> [Instructions for the task] Output every record word for word, minus the pictures.
───── Provided records
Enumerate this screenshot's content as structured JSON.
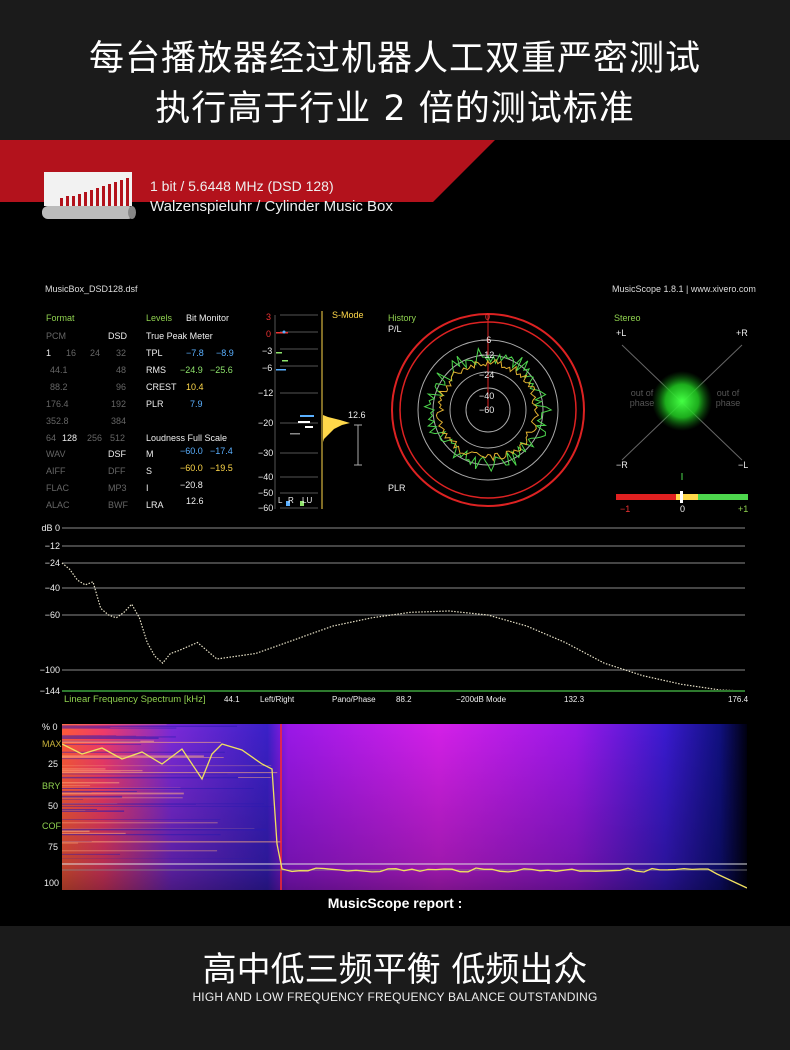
{
  "header": {
    "line1": "每台播放器经过机器人工双重严密测试",
    "line2": "执行高于行业 2 倍的测试标准"
  },
  "banner": {
    "format": "1 bit / 5.6448 MHz (DSD 128)",
    "title": "Walzenspieluhr / Cylinder Music Box"
  },
  "musicscope": {
    "filename": "MusicBox_DSD128.dsf",
    "version": "MusicScope 1.8.1 | www.xivero.com",
    "format_panel": {
      "title": "Format",
      "col1_header": "PCM",
      "col2_header": "DSD",
      "rows": [
        {
          "a": "1",
          "b": "16",
          "c": "24",
          "d": "32"
        },
        {
          "a": "44.1",
          "d": "48"
        },
        {
          "a": "88.2",
          "d": "96"
        },
        {
          "a": "176.4",
          "d": "192"
        },
        {
          "a": "352.8",
          "d": "384"
        },
        {
          "a": "64",
          "b": "128",
          "c": "256",
          "d": "512"
        }
      ],
      "file_types": [
        {
          "a": "WAV",
          "b": "DSF"
        },
        {
          "a": "AIFF",
          "b": "DFF"
        },
        {
          "a": "FLAC",
          "b": "MP3"
        },
        {
          "a": "ALAC",
          "b": "BWF"
        }
      ]
    },
    "levels_panel": {
      "title": "Levels",
      "bit_monitor": "Bit Monitor",
      "true_peak": "True Peak Meter",
      "tpl": {
        "label": "TPL",
        "v1": "−7.8",
        "v2": "−8.9"
      },
      "rms": {
        "label": "RMS",
        "v1": "−24.9",
        "v2": "−25.6"
      },
      "crest": {
        "label": "CREST",
        "v1": "10.4"
      },
      "plr": {
        "label": "PLR",
        "v1": "7.9"
      },
      "loudness": "Loudness Full Scale",
      "m": {
        "label": "M",
        "v1": "−60.0",
        "v2": "−17.4"
      },
      "s": {
        "label": "S",
        "v1": "−60.0",
        "v2": "−19.5"
      },
      "i": {
        "label": "I",
        "v1": "−20.8"
      },
      "lra": {
        "label": "LRA",
        "v1": "12.6"
      }
    },
    "meter": {
      "ticks": [
        "3",
        "0",
        "−3",
        "−6",
        "−12",
        "−20",
        "−30",
        "−40",
        "−50",
        "−60"
      ],
      "smode": "S-Mode",
      "readout": "12.6",
      "channels": [
        "L",
        "R",
        "LU"
      ]
    },
    "history": {
      "title": "History",
      "pl": "P/L",
      "plr": "PLR",
      "rings": [
        "0",
        "−6",
        "−12",
        "−24",
        "−40",
        "−60"
      ]
    },
    "stereo": {
      "title": "Stereo",
      "tl": "+L",
      "tr": "+R",
      "bl": "−R",
      "br": "−L",
      "out_left": "out of phase",
      "out_right": "out of phase",
      "scale_left": "−1",
      "scale_mid": "0",
      "scale_right": "+1"
    },
    "spectrum": {
      "db_labels": [
        "dB 0",
        "−12",
        "−24",
        "−40",
        "−60",
        "−100",
        "−144"
      ],
      "legend": "Linear Frequency Spectrum [kHz]",
      "tabs": [
        "44.1",
        "Left/Right",
        "Pano/Phase",
        "88.2",
        "−200dB Mode",
        "132.3",
        "176.4"
      ]
    },
    "spectrogram": {
      "labels": [
        "% 0",
        "MAX",
        "25",
        "BRY",
        "50",
        "COF",
        "75",
        "100"
      ]
    },
    "report": "MusicScope report :"
  },
  "footer": {
    "title": "高中低三频平衡 低频出众",
    "subtitle": "HIGH AND LOW FREQUENCY FREQUENCY BALANCE OUTSTANDING"
  },
  "colors": {
    "banner_red": "#b3121c",
    "ms_green": "#8fd14f",
    "ms_blue": "#5ab0ff",
    "ms_yellow": "#ffd84a"
  },
  "chart_data": {
    "type": "line",
    "x": [
      0,
      2,
      4,
      6,
      8,
      10,
      12,
      14,
      16,
      18,
      20,
      22,
      24,
      26,
      28,
      30,
      35,
      40,
      50,
      60,
      70,
      80,
      90,
      100,
      110,
      120,
      130,
      140,
      150,
      160,
      170,
      176.4
    ],
    "series": [
      {
        "values": [
          -24,
          -28,
          -35,
          -38,
          -36,
          -55,
          -60,
          -62,
          -58,
          -52,
          -62,
          -80,
          -90,
          -95,
          -88,
          -86,
          -80,
          -92,
          -88,
          -78,
          -68,
          -62,
          -58,
          -57,
          -60,
          -68,
          -80,
          -95,
          -112,
          -130,
          -142,
          -144
        ]
      }
    ],
    "ylim": [
      -144,
      0
    ],
    "xlim": [
      0,
      176.4
    ]
  }
}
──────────
> [Exercise output]
Enumerate this screenshot's content as structured JSON.
{
  "header": {
    "line1": "每台播放器经过机器人工双重严密测试",
    "line2": "执行高于行业 2 倍的测试标准"
  },
  "banner": {
    "format": "1 bit / 5.6448 MHz (DSD 128)",
    "title": "Walzenspieluhr / Cylinder Music Box"
  },
  "musicscope": {
    "filename": "MusicBox_DSD128.dsf",
    "version": "MusicScope 1.8.1 | www.xivero.com",
    "format_panel": {
      "title": "Format",
      "col1_header": "PCM",
      "col2_header": "DSD",
      "rows": [
        {
          "a": "1",
          "b": "16",
          "c": "24",
          "d": "32"
        },
        {
          "a": "44.1",
          "d": "48"
        },
        {
          "a": "88.2",
          "d": "96"
        },
        {
          "a": "176.4",
          "d": "192"
        },
        {
          "a": "352.8",
          "d": "384"
        },
        {
          "a": "64",
          "b": "128",
          "c": "256",
          "d": "512"
        }
      ],
      "file_types": [
        {
          "a": "WAV",
          "b": "DSF"
        },
        {
          "a": "AIFF",
          "b": "DFF"
        },
        {
          "a": "FLAC",
          "b": "MP3"
        },
        {
          "a": "ALAC",
          "b": "BWF"
        }
      ]
    },
    "levels_panel": {
      "title": "Levels",
      "bit_monitor": "Bit Monitor",
      "true_peak": "True Peak Meter",
      "tpl": {
        "label": "TPL",
        "v1": "−7.8",
        "v2": "−8.9"
      },
      "rms": {
        "label": "RMS",
        "v1": "−24.9",
        "v2": "−25.6"
      },
      "crest": {
        "label": "CREST",
        "v1": "10.4"
      },
      "plr": {
        "label": "PLR",
        "v1": "7.9"
      },
      "loudness": "Loudness Full Scale",
      "m": {
        "label": "M",
        "v1": "−60.0",
        "v2": "−17.4"
      },
      "s": {
        "label": "S",
        "v1": "−60.0",
        "v2": "−19.5"
      },
      "i": {
        "label": "I",
        "v1": "−20.8"
      },
      "lra": {
        "label": "LRA",
        "v1": "12.6"
      }
    },
    "meter": {
      "ticks": [
        "3",
        "0",
        "−3",
        "−6",
        "−12",
        "−20",
        "−30",
        "−40",
        "−50",
        "−60"
      ],
      "smode": "S-Mode",
      "readout": "12.6",
      "channels": [
        "L",
        "R",
        "LU"
      ]
    },
    "history": {
      "title": "History",
      "pl": "P/L",
      "plr": "PLR",
      "rings": [
        "0",
        "−6",
        "−12",
        "−24",
        "−40",
        "−60"
      ]
    },
    "stereo": {
      "title": "Stereo",
      "tl": "+L",
      "tr": "+R",
      "bl": "−R",
      "br": "−L",
      "out_left": "out of phase",
      "out_right": "out of phase",
      "scale_left": "−1",
      "scale_mid": "0",
      "scale_right": "+1"
    },
    "spectrum": {
      "db_labels": [
        "dB 0",
        "−12",
        "−24",
        "−40",
        "−60",
        "−100",
        "−144"
      ],
      "legend": "Linear Frequency Spectrum [kHz]",
      "tabs": [
        "44.1",
        "Left/Right",
        "Pano/Phase",
        "88.2",
        "−200dB Mode",
        "132.3",
        "176.4"
      ]
    },
    "spectrogram": {
      "labels": [
        "% 0",
        "MAX",
        "25",
        "BRY",
        "50",
        "COF",
        "75",
        "100"
      ]
    },
    "report": "MusicScope report :"
  },
  "footer": {
    "title": "高中低三频平衡 低频出众",
    "subtitle": "HIGH AND LOW FREQUENCY FREQUENCY BALANCE OUTSTANDING"
  },
  "colors": {
    "banner_red": "#b3121c",
    "ms_green": "#8fd14f",
    "ms_blue": "#5ab0ff",
    "ms_yellow": "#ffd84a"
  },
  "chart_data": {
    "type": "line",
    "x": [
      0,
      2,
      4,
      6,
      8,
      10,
      12,
      14,
      16,
      18,
      20,
      22,
      24,
      26,
      28,
      30,
      35,
      40,
      50,
      60,
      70,
      80,
      90,
      100,
      110,
      120,
      130,
      140,
      150,
      160,
      170,
      176.4
    ],
    "series": [
      {
        "values": [
          -24,
          -28,
          -35,
          -38,
          -36,
          -55,
          -60,
          -62,
          -58,
          -52,
          -62,
          -80,
          -90,
          -95,
          -88,
          -86,
          -80,
          -92,
          -88,
          -78,
          -68,
          -62,
          -58,
          -57,
          -60,
          -68,
          -80,
          -95,
          -112,
          -130,
          -142,
          -144
        ]
      }
    ],
    "ylim": [
      -144,
      0
    ],
    "xlim": [
      0,
      176.4
    ]
  }
}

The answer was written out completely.